Rule of Law? The State of the U.S. Federal Judiciary
One of the enduring legacies of the Trump administration was a remaking of the Supreme Court and the rest of the federal judiciary. In four years, Trump appointed three Supreme Court justices and more than 220 federal judges, shifting the balance not only on the nation's highest court but also on a significant number of appellate courts, as well. Appointments to the federal bench are lifetime, and many of these appointees are relatively young, ensuring decades of influence. From their distinct vantage points, Senator Sheldon Whitehouse (D-RI) and Slate writer and podcast host Dahlia Lithwick see these shifts as presenting significant challenges for American society.
First elected in 2006, Senator Whitehouse serves on the judiciary committee. He's also the author of The Scheme: How the Right Wing Used Dark Money to Capture the Supreme Court, which chronicles the efforts of major corporations and organizations to fill the bench with hard-line conservative judges. Whitehouse traces this movement from the Reagan administration to the landmark Supreme Court decision Citizens United v. Federal Election Commission to the present.

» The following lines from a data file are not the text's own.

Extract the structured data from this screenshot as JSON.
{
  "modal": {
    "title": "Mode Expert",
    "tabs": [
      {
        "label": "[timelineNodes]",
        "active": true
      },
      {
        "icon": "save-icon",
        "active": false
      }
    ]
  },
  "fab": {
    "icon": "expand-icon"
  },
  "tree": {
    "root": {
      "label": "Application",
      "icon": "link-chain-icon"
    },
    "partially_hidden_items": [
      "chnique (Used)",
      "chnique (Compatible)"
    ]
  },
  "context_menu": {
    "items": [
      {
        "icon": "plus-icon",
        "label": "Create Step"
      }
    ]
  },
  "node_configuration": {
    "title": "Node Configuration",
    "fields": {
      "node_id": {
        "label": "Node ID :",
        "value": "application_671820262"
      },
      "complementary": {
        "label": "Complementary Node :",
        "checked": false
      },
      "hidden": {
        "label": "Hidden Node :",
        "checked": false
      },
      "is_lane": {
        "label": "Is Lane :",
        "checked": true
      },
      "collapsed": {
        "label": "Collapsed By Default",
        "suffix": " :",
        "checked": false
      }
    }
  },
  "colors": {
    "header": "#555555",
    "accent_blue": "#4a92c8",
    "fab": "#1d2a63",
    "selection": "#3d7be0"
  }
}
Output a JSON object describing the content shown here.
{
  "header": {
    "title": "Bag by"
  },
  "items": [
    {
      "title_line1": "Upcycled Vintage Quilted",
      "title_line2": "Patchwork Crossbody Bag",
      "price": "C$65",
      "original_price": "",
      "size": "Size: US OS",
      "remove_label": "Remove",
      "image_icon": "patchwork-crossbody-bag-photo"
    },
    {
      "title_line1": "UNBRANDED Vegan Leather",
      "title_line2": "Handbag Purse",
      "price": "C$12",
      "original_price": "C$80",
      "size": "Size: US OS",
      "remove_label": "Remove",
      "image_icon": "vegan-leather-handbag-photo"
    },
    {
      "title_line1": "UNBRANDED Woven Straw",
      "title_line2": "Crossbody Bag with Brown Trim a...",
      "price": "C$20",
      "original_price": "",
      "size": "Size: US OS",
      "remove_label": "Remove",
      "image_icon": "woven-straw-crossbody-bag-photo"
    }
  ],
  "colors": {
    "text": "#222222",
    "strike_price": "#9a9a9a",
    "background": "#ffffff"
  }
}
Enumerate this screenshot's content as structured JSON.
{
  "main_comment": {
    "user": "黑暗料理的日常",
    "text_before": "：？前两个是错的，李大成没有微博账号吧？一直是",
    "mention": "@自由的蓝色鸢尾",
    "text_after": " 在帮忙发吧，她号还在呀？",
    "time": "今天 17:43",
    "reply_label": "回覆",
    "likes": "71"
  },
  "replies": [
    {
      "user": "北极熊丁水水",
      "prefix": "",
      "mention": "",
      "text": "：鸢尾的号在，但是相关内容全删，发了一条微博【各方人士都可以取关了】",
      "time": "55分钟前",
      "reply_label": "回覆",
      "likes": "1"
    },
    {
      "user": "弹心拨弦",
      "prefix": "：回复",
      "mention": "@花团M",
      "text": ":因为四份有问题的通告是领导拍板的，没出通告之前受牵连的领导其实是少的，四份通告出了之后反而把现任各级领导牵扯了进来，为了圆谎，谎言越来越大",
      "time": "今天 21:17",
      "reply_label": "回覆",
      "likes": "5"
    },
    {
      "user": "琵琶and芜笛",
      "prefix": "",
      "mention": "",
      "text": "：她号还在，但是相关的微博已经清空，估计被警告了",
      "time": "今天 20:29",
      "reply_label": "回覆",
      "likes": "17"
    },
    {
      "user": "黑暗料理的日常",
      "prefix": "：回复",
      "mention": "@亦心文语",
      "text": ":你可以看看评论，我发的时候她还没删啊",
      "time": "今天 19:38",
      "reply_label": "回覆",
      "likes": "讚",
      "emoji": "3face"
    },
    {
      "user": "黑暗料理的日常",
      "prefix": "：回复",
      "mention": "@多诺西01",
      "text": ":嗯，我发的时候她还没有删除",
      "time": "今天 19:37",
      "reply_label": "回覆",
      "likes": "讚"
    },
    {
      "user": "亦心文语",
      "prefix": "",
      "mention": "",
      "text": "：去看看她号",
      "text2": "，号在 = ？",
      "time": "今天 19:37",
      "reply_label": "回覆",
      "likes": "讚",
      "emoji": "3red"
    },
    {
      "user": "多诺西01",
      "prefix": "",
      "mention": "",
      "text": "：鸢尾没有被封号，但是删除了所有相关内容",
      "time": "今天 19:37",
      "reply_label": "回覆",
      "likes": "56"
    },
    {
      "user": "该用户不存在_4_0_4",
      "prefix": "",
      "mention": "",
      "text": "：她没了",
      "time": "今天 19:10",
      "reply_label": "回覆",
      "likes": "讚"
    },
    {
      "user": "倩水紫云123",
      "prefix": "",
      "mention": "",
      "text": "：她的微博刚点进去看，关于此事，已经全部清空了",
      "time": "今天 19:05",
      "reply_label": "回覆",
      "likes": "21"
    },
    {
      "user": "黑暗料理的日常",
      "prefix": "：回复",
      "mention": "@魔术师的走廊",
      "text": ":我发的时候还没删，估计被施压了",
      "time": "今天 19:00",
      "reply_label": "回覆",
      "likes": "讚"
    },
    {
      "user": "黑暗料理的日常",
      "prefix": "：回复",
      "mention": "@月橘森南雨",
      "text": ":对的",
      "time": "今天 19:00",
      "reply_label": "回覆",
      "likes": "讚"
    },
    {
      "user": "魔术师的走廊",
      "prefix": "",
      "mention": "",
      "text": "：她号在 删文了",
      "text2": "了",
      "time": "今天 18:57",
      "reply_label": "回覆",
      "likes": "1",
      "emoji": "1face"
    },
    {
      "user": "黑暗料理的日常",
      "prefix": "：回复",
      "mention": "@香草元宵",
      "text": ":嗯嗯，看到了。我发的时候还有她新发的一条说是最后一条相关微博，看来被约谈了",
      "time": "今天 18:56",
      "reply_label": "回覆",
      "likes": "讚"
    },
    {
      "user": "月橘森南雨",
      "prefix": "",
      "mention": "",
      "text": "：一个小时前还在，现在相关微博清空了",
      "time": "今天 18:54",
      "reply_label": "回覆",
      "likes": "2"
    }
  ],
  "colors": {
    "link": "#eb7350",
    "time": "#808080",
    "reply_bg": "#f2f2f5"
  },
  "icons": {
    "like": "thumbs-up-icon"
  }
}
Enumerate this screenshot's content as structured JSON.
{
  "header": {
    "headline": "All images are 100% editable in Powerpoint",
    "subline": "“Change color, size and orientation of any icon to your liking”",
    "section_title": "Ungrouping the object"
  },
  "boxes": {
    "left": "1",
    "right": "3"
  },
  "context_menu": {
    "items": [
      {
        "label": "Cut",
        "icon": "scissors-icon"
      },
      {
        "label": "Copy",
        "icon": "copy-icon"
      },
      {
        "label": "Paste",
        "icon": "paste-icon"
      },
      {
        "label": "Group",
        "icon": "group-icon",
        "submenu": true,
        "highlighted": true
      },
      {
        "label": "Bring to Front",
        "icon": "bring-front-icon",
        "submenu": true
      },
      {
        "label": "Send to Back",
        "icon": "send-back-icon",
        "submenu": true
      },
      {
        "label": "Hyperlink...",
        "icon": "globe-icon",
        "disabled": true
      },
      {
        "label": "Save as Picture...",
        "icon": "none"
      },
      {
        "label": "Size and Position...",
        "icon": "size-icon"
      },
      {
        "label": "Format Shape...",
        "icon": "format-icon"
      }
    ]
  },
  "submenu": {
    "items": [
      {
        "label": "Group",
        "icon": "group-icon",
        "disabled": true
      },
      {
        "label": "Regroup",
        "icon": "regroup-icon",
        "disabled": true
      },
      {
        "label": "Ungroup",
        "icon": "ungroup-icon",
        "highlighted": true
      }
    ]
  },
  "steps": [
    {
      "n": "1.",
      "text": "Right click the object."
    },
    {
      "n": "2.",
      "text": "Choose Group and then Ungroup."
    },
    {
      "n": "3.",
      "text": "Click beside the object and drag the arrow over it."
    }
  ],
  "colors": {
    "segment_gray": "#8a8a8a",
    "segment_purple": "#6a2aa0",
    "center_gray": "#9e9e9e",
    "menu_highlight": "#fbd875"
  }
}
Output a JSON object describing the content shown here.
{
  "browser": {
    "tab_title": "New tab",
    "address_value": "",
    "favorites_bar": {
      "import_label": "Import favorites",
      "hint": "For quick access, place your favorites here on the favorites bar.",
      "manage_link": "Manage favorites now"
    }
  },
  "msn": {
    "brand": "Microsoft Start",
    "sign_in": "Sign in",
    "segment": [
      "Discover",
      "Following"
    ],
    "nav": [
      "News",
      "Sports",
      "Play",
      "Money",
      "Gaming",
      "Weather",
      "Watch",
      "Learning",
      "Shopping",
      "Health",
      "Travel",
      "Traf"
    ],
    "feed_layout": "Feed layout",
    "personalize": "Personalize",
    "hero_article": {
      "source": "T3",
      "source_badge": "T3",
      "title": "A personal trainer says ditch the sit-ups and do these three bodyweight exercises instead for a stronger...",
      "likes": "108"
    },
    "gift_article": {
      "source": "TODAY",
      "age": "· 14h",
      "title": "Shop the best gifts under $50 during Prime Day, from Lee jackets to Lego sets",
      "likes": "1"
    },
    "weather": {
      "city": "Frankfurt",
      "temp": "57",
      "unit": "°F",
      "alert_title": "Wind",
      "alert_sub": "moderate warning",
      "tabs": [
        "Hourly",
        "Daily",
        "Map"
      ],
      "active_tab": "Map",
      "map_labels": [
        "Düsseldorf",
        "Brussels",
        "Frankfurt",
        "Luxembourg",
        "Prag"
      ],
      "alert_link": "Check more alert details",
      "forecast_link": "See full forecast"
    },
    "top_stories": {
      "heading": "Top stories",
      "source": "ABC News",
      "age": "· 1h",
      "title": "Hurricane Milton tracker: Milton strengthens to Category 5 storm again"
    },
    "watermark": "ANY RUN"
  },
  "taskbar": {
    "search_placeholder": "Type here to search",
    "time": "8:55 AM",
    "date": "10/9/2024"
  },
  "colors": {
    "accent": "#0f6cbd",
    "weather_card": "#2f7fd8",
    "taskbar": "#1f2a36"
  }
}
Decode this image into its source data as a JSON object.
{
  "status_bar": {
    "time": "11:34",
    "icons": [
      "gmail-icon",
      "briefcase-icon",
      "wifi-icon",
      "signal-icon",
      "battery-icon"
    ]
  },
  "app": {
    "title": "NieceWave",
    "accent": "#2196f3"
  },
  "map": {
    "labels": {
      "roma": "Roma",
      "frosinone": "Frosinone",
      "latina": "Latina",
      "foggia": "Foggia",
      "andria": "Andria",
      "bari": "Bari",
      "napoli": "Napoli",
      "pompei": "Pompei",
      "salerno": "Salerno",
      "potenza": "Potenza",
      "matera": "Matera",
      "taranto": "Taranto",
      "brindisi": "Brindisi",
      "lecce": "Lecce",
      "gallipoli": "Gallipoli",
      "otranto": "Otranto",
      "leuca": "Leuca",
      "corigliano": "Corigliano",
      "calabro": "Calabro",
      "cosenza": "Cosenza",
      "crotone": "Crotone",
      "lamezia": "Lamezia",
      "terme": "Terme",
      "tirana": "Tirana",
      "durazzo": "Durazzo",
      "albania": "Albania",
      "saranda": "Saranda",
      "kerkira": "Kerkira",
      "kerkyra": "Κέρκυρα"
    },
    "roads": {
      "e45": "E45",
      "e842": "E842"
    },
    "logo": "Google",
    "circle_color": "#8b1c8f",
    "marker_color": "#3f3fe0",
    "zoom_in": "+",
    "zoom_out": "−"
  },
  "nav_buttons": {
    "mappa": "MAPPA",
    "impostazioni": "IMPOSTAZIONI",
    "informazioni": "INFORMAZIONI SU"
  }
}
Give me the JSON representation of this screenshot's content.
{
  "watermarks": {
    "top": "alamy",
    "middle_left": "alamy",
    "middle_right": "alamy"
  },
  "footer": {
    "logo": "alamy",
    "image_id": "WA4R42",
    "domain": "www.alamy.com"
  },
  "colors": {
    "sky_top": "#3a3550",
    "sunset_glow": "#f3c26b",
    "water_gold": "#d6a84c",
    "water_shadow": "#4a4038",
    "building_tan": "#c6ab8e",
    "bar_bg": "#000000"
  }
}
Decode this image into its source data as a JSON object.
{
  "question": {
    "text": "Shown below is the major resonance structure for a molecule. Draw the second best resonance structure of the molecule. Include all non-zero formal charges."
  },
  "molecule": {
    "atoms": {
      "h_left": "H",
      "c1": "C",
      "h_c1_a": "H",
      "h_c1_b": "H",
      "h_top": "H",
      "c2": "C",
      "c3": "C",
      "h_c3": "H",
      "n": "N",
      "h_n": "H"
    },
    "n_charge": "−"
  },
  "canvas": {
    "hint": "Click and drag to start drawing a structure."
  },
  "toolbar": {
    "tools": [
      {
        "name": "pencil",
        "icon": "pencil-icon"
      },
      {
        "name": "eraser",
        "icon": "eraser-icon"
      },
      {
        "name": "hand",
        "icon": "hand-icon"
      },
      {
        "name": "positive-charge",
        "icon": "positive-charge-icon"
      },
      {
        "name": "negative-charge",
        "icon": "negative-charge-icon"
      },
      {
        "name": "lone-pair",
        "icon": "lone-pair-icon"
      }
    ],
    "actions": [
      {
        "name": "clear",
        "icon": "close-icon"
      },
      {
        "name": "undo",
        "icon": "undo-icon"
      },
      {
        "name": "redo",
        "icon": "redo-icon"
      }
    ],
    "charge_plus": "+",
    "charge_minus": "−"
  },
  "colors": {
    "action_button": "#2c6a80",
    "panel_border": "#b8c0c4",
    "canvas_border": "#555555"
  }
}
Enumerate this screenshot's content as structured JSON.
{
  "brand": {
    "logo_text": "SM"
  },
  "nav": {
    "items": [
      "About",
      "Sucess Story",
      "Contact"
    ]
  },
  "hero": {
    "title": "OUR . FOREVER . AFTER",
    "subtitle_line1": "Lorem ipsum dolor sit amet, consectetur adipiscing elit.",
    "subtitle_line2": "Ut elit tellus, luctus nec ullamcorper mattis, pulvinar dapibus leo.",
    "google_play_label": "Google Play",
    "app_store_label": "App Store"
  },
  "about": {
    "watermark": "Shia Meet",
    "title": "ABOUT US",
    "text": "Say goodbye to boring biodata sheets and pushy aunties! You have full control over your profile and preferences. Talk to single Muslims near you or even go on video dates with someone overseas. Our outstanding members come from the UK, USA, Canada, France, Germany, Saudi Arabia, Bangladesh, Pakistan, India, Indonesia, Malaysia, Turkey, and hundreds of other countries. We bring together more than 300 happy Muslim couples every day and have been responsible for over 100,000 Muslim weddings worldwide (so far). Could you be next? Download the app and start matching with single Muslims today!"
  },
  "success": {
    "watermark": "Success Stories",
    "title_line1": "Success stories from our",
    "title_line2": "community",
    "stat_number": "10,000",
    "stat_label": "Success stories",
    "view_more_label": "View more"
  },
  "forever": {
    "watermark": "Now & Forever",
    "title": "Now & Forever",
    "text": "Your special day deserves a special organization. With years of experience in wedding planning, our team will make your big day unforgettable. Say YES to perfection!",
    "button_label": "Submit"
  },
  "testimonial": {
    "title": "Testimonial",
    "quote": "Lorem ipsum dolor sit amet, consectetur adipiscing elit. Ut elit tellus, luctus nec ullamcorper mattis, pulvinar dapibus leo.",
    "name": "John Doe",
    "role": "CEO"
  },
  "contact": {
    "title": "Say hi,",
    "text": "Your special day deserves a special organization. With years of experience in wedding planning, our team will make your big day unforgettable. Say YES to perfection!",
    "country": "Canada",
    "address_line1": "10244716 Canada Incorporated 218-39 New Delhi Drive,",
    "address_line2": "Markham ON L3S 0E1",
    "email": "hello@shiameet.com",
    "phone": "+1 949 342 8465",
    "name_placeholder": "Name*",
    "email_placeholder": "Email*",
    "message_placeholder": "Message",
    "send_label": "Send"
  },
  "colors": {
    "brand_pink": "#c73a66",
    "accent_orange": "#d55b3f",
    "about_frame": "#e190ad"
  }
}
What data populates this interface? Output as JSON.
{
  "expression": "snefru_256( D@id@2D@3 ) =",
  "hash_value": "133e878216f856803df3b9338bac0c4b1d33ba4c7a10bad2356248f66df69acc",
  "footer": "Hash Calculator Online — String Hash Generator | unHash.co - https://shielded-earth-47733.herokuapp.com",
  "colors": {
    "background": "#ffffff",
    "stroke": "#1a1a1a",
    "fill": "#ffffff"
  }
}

Kirkus Reviews called the book “a maddening indictment of a corrupt and corrupted judiciary.”
Lithwick is Slate's senior legal correspondent and host of the Slate podcast "Ámicus." She is also the author of Lady Justice: Women, the Law, and the Battle to Save America, highlighting the women who, in the wake of Donald Trump’s election, worked to protect the country’s most marginalized groups and safeguard the rights of Americans.
Senator Whitehouse and Lithwick will join one another in conversation at the City Club to discuss their books and the state of the judiciary.
- Dahlia Lithwick Author; and Senior Legal Correspondent, Slate
- Sheldon Whitehouse United States Senator for Rhode Island